DATA EXTRACTS:
----------

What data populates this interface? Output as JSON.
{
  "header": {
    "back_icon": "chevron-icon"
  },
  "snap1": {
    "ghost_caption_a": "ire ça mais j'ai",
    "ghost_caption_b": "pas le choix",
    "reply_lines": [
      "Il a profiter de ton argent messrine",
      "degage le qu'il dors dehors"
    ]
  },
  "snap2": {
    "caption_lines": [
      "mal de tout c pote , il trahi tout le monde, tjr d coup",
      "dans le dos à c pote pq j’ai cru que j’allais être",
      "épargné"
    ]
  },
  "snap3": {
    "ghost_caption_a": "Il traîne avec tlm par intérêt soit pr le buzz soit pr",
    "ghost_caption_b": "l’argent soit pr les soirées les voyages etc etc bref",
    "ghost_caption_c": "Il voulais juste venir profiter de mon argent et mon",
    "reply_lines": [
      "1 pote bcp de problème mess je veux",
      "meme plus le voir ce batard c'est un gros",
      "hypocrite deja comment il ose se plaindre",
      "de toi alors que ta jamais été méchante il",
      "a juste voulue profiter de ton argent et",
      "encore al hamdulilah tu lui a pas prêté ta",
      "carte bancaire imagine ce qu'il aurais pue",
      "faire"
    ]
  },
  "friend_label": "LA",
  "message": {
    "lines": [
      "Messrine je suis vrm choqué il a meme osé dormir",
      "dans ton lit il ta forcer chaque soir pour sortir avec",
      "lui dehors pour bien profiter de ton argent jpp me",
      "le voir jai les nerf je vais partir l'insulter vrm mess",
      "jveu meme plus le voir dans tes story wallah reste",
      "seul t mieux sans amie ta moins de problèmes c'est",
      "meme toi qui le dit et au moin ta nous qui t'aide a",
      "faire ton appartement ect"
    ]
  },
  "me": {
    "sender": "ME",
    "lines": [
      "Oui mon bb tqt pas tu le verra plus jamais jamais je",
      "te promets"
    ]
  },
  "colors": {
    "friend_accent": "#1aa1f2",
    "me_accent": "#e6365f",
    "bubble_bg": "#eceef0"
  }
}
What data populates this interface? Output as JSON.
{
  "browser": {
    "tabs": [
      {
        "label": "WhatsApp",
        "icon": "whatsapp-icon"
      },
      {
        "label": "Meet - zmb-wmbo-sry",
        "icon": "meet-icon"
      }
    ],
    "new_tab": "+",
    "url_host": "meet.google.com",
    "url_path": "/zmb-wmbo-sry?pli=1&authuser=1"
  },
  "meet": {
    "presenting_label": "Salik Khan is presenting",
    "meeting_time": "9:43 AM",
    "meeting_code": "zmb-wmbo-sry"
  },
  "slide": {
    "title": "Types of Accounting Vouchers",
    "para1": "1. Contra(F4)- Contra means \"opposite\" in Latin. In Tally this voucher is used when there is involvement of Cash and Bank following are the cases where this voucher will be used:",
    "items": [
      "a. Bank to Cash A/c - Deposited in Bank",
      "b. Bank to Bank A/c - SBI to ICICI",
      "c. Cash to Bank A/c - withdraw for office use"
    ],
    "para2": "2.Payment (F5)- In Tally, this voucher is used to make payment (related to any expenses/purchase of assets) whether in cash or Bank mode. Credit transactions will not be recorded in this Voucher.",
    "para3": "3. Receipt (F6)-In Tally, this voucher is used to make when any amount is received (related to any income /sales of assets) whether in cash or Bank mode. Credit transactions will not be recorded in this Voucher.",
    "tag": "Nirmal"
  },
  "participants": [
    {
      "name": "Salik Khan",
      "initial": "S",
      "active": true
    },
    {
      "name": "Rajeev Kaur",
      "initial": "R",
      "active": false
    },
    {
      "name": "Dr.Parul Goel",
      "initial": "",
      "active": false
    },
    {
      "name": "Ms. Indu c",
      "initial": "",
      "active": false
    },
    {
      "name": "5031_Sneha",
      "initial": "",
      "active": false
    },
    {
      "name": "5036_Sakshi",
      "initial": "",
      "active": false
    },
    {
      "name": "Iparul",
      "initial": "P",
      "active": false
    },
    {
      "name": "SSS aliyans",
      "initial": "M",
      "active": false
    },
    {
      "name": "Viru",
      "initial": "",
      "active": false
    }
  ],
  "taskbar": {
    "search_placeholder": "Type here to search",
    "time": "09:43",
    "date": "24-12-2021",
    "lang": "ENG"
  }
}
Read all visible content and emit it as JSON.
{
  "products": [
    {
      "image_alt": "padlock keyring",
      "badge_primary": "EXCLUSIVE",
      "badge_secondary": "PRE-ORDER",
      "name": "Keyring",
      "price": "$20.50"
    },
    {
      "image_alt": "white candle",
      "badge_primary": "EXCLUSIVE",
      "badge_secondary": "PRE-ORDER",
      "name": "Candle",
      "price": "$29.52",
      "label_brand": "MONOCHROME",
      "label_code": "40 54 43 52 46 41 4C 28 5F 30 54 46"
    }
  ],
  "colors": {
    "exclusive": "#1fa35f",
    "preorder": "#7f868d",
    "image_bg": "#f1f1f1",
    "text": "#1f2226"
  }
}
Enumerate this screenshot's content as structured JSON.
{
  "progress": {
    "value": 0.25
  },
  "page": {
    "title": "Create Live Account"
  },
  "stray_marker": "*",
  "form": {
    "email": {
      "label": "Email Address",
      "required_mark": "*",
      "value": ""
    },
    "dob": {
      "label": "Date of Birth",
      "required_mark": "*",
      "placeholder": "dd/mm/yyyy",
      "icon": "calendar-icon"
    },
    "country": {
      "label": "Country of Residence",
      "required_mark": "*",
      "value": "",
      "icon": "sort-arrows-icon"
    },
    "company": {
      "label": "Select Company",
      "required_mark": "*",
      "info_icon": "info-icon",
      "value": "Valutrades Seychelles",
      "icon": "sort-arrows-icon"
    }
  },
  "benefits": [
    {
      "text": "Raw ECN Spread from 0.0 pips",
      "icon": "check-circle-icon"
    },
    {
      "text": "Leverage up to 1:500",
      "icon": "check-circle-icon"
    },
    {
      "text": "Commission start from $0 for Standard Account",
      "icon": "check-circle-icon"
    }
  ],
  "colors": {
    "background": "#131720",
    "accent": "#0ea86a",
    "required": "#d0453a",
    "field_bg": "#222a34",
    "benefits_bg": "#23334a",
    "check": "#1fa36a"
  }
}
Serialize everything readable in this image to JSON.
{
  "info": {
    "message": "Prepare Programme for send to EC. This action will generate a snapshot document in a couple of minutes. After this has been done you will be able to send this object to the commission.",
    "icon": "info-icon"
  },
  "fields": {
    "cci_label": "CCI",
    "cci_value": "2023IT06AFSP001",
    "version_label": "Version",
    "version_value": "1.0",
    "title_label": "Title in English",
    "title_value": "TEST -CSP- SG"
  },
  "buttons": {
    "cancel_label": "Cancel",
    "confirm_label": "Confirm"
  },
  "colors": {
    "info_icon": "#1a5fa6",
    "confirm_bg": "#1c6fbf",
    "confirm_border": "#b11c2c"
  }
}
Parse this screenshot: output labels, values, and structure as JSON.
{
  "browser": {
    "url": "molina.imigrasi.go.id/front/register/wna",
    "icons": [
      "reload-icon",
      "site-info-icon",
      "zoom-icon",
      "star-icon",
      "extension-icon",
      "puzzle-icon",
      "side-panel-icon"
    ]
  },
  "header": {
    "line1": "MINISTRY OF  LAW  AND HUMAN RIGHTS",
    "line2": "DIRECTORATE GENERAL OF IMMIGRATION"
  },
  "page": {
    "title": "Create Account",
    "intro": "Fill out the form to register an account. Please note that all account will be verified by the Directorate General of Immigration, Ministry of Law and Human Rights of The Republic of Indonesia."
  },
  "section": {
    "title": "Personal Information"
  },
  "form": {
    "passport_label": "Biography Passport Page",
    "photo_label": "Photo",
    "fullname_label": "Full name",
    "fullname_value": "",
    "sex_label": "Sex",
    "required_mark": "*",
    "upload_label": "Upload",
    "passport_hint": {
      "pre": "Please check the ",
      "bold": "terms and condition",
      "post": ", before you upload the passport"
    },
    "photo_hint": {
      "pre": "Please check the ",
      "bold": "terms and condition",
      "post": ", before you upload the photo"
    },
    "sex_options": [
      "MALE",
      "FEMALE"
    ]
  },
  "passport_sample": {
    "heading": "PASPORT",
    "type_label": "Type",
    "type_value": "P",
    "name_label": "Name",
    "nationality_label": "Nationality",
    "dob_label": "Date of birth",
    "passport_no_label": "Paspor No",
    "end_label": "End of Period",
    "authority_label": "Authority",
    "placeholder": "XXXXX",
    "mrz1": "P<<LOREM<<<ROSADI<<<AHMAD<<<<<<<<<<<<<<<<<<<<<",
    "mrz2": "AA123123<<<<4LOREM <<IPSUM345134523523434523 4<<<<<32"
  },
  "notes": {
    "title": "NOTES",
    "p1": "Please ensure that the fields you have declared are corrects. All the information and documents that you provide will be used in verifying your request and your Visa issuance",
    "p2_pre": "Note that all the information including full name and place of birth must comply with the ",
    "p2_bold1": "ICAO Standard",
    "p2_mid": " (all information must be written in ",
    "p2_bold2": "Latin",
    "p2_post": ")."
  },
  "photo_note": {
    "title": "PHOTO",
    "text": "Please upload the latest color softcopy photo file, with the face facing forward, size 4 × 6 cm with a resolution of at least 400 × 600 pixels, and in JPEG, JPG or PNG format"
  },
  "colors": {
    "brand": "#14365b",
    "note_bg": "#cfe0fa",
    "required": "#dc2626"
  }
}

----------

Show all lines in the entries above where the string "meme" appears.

      "meme plus le voir ce batard c'est un gros",
      "Messrine je suis vrm choqué il a meme osé dormir",
      "jveu meme plus le voir dans tes story wallah reste",
      "meme toi qui le dit et au moin ta nous qui t'aide a",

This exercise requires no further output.